What’s more, among the girls, but not the boys, those who had lower levels of educational achievement or lived in more rural areas were more likely to report feeling unhappy with their bodies.
Among boys, reported dissatisfaction was slightly higher than for girls, 7.8% compared with 7.3%, but unlike with the girls, their level of contentment did not fall in direct association with increasing body weight. Instead, boys were unhappy if they perceived themselves as too skinny or as overweight. Yet, similarly to the girls, as BMI increased to overweight or obese, there was also a trend of increasing dissatisfaction among the boys. For boys of normal weight, 7.6% reported not liking how they look, of those who were overweight, 8.4% did, and of those considered obese, 8.1% did.
Previous studies have shown that early, school-based intervention to teach children about healthy body weight and body image have actually achieved some success. Considering the prevalence of childhood overweight—which now effects a third of American children, and more than a quarter of Canadian children—understanding how kids perceive themselves, and helping them to build confidence by building healthy behaviors may be vital not only for combating the obesity epidemic, but also diminishing its concurrent health problems, which range from diabetes to depression.
taken from Time.com
What’s your reaction ?
Do you feel some kind of pressure to have a perfect body ?
Une histoire assez peu ordinaire.
Une chercheur tombe par hasard sur des vieux Kodachrome, système qui permet de réaliser les premières photographies en couleur (je ne suis pas spécialiste) et découvre une série de commandes pour le Ministère de l’Agriculture Américaine.
Voici un témoignage émouvant sur l’Amérique de la Grande Depression et du début de la Guerre.
Un diaporama de Time Magazine.
Il me rappelle Apocalypse, que vous avez peut-être regardé ces jours-ci à la télé, sur France 2, sinon ne ratez pas la suite de ce documentaire.
F W de Klerk, the last president of South Africa during apartheid, hailed Nelson Mandela as one of the greatest figures of the last century in a 90th birthday tribute on Thursday to his successor.
De Klerk, who stood down after Mandela won the first multi-racial elections 14 years ago, said his co-winner of the 1993 Nobel peace price was a born leader with the “humility and the grace of a true natural aristocrat.”
“He is the most famous South African who has ever lived and is universally regarded as one of the greatest figures of the 20th century,” said De Klerk in a statement.
The former National party leader acknowledged his working relationship with Mandela went through some rough patches both in negotiations leading up to the end of whites-only rule in 1994 and in a two-year stint as deputy president.
“He was a hard, sometimes remorseless, negotiating partner and our relationship was often severely strained,” he said.
“Nevertheless, whenever the situation demanded it …we were able to overcome our differences and take concerted action to defuse the crises as they arose.
“After his inauguration, Nelson Mandela used his personal charm to promote reconciliation and to mould our widely diverse communities into an emerging multicultural nation.
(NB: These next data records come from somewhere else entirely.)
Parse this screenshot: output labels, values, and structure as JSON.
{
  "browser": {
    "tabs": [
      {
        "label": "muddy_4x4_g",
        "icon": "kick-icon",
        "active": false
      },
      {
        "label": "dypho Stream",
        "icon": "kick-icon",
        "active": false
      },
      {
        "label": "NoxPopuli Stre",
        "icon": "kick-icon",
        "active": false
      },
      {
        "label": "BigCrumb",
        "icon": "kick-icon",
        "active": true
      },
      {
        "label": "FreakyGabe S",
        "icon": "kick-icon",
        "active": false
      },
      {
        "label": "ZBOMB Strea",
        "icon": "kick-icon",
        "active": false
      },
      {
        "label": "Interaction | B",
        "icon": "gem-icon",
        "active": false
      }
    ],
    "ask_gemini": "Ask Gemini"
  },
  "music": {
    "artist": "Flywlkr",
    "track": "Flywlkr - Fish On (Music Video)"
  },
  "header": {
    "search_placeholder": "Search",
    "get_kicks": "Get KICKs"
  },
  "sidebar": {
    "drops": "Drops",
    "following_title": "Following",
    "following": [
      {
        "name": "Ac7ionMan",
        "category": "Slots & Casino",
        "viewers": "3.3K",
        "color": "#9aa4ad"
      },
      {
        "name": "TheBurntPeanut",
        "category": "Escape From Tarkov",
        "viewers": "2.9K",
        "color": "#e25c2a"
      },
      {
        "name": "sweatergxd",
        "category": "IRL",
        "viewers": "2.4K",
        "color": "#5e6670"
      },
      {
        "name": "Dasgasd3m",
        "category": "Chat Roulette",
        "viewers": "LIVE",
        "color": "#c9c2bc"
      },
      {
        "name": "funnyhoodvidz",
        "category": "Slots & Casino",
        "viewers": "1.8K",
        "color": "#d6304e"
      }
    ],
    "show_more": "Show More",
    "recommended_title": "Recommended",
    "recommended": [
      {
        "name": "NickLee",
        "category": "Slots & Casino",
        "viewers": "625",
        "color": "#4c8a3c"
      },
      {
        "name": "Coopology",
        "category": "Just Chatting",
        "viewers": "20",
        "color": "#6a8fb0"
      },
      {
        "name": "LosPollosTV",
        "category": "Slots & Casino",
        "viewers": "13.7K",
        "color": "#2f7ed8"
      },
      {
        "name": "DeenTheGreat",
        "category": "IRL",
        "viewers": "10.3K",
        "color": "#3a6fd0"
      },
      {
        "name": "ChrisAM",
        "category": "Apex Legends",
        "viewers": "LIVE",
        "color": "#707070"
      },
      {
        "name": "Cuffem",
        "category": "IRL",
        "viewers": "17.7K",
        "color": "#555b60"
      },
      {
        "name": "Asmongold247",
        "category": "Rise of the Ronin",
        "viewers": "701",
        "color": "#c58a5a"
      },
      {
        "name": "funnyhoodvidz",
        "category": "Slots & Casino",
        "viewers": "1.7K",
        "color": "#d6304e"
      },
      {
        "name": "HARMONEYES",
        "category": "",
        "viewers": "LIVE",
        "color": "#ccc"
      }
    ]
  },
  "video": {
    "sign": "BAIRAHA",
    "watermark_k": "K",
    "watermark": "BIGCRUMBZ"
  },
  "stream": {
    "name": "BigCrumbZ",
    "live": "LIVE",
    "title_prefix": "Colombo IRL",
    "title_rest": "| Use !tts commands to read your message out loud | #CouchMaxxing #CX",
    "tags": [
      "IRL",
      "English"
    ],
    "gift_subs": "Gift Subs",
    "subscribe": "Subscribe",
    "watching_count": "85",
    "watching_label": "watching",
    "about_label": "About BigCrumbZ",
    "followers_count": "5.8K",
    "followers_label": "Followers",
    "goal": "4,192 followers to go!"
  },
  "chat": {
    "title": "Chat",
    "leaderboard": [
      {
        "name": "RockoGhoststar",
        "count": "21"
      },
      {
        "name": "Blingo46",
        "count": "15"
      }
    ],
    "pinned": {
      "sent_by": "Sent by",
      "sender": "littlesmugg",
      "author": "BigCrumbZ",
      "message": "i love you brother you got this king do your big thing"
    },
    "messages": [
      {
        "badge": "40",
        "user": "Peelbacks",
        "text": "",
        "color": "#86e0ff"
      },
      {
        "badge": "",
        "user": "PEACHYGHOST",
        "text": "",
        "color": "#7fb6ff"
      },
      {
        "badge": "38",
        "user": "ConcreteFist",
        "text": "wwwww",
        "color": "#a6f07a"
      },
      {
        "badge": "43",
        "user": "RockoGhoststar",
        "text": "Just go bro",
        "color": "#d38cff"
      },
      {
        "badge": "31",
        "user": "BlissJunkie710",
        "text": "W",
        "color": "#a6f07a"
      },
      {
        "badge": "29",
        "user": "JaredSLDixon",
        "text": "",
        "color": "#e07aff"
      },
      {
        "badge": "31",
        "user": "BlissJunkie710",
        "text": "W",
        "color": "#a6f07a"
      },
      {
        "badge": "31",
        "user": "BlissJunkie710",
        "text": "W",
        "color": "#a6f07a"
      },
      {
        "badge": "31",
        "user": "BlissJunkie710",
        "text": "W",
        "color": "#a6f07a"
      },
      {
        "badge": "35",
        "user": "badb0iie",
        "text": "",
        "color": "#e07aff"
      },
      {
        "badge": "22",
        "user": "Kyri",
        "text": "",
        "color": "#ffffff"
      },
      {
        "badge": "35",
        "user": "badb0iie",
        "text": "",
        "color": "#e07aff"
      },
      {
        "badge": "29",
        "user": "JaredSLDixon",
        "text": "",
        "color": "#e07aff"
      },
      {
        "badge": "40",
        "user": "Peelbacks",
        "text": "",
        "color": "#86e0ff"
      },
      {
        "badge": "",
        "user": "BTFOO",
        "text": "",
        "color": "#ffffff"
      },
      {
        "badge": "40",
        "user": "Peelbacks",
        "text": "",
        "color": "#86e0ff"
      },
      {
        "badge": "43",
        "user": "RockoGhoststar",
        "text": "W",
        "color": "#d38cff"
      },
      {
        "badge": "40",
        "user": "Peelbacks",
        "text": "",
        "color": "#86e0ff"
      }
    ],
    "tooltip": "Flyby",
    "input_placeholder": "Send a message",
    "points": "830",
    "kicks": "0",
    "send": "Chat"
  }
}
This, I believe, will be seen as his greatest legacy.”
Mandela, who turns 90 on Friday, served one term as South African president before standing down and being succeded by the current head of state Thabo Mbeki in 1999.
Taken from Cape Times